→ **Exercise prompt**:
Where a line in the records below includes "icon", pull that line out.

________________________________________

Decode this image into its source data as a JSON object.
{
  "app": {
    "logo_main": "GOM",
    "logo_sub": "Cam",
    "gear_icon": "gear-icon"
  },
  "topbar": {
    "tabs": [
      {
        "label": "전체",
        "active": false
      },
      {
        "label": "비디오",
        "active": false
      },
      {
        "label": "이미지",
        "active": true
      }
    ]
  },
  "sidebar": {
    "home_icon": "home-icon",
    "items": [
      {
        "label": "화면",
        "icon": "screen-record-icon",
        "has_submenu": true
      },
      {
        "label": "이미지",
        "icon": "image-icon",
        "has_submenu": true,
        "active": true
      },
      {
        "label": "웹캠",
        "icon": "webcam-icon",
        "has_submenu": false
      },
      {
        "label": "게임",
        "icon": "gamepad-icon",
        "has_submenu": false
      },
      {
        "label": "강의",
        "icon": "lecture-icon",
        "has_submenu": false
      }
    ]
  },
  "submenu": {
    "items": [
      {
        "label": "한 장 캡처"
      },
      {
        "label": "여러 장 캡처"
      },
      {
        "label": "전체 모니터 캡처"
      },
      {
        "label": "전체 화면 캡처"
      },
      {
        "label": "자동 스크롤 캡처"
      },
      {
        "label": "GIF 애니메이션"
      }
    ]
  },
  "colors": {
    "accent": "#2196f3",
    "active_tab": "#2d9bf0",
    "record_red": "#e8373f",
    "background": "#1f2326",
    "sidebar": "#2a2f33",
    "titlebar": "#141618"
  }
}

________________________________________

→ **Response for this exercise**:
    "gear_icon": "gear-icon"
    "home_icon": "home-icon",
        "icon": "screen-record-icon",
        "icon": "image-icon",
        "icon": "webcam-icon",
        "icon": "gamepad-icon",
        "icon": "lecture-icon",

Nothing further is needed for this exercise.